§ What to produce: Entries follow. Return each line that contains the word "related".

Entries from a dataset of interfaces
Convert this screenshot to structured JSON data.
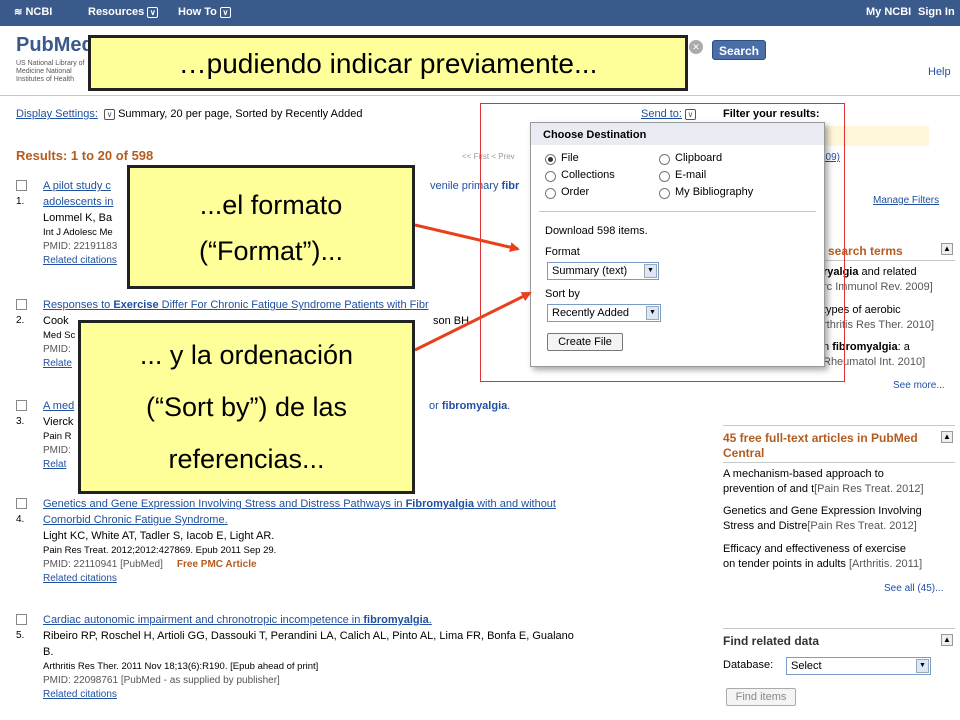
{
  "topbar": {
    "ncbi": "NCBI",
    "resources": "Resources",
    "howto": "How To",
    "myncbi": "My NCBI",
    "signin": "Sign In"
  },
  "header": {
    "logo": "PubMed",
    "subtitle": "US National Library of Medicine National Institutes of Health",
    "search_button": "Search",
    "help": "Help"
  },
  "display": {
    "label": "Display Settings:",
    "value": "Summary, 20 per page, Sorted by Recently Added",
    "results": "Results: 1 to 20 of 598",
    "pager": "<< First  < Prev"
  },
  "results": [
    {
      "num": "1.",
      "title_a": "A pilot study c",
      "title_b": "venile primary fibr",
      "title_c": "adolescents in",
      "authors": "Lommel K, Ba",
      "journal": "Int J Adolesc Me",
      "pmid": "PMID: 22191183",
      "related": "Related citations"
    },
    {
      "num": "2.",
      "title": "Responses to Exercise Differ For Chronic Fatigue Syndrome Patients with Fibr",
      "authors": "Cook",
      "authors_tail": "son BH.",
      "journal": "Med Sc",
      "pmid": "PMID:",
      "related": "Relate"
    },
    {
      "num": "3.",
      "title_a": "A med",
      "title_b": "or fibromyalgia.",
      "authors": "Vierck",
      "journal": "Pain R",
      "pmid": "PMID:",
      "related": "Relat"
    },
    {
      "num": "4.",
      "title_line1": "Genetics and Gene Expression Involving Stress and Distress Pathways in Fibromyalgia with and without",
      "title_line2": "Comorbid Chronic Fatigue Syndrome.",
      "authors": "Light KC, White AT, Tadler S, Iacob E, Light AR.",
      "journal": "Pain Res Treat. 2012;2012:427869. Epub 2011 Sep 29.",
      "pmid": "PMID: 22110941 [PubMed]",
      "free": "Free PMC Article",
      "related": "Related citations"
    },
    {
      "num": "5.",
      "title": "Cardiac autonomic impairment and chronotropic incompetence in fibromyalgia.",
      "authors_line1": "Ribeiro RP, Roschel H, Artioli GG, Dassouki T, Perandini LA, Calich AL, Pinto AL, Lima FR, Bonfa E, Gualano",
      "authors_line2": "B.",
      "journal": "Arthritis Res Ther. 2011 Nov 18;13(6):R190. [Epub ahead of print]",
      "pmid": "PMID: 22098761 [PubMed - as supplied by publisher]",
      "related": "Related citations"
    }
  ],
  "sidebar": {
    "sendto": "Send to:",
    "filter": "Filter your results:",
    "filtercount": "109)",
    "manage": "Manage Filters",
    "search_terms_title": "search terms",
    "search_terms": [
      {
        "a": "ryalgia",
        "b": " and related",
        "c": "rc Immunol Rev. 2009]"
      },
      {
        "a": " types of aerobic",
        "b": "",
        "c": "rthritis Res Ther. 2010]"
      },
      {
        "a": "n ",
        "b": "fibromyalgia",
        "c": ": a",
        "d": "Rheumatol Int. 2010]"
      }
    ],
    "see_more": "See more...",
    "pmc_title": "45 free full-text articles in PubMed Central",
    "pmc_items": [
      {
        "line1": "A mechanism-based approach to",
        "line2": "prevention of and t",
        "meta": "[Pain Res Treat. 2012]"
      },
      {
        "line1": "Genetics and Gene Expression Involving",
        "line2": "Stress and Distre",
        "meta": "[Pain Res Treat. 2012]"
      },
      {
        "line1": "Efficacy and effectiveness of exercise",
        "line2": "on tender points in adults",
        "meta": "[Arthritis. 2011]"
      }
    ],
    "see_all": "See all (45)...",
    "find_title": "Find related data",
    "database_label": "Database:",
    "database_value": "Select",
    "find_items": "Find items"
  },
  "popup": {
    "title": "Choose Destination",
    "options": [
      "File",
      "Clipboard",
      "Collections",
      "E-mail",
      "Order",
      "My Bibliography"
    ],
    "download": "Download 598 items.",
    "format_label": "Format",
    "format_value": "Summary (text)",
    "sort_label": "Sort by",
    "sort_value": "Recently Added",
    "create": "Create File"
  },
  "callouts": {
    "c1": "…pudiendo indicar previamente...",
    "c2_line1": "...el formato",
    "c2_line2": "(“Format”)...",
    "c3_line1": "... y la ordenación",
    "c3_line2": "(“Sort by”) de las",
    "c3_line3": "referencias..."
  },
  "colors": {
    "arrow": "#e8401c",
    "callout_bg": "#ffff99",
    "topbar": "#3a5a8c",
    "results_heading": "#b45c20"
  }
}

§ Solution:
      "related": "Related citations"
      "related": "Relate"
      "related": "Relat"
      "related": "Related citations"
      "related": "Related citations"
        "b": " and related",
    "find_title": "Find related data",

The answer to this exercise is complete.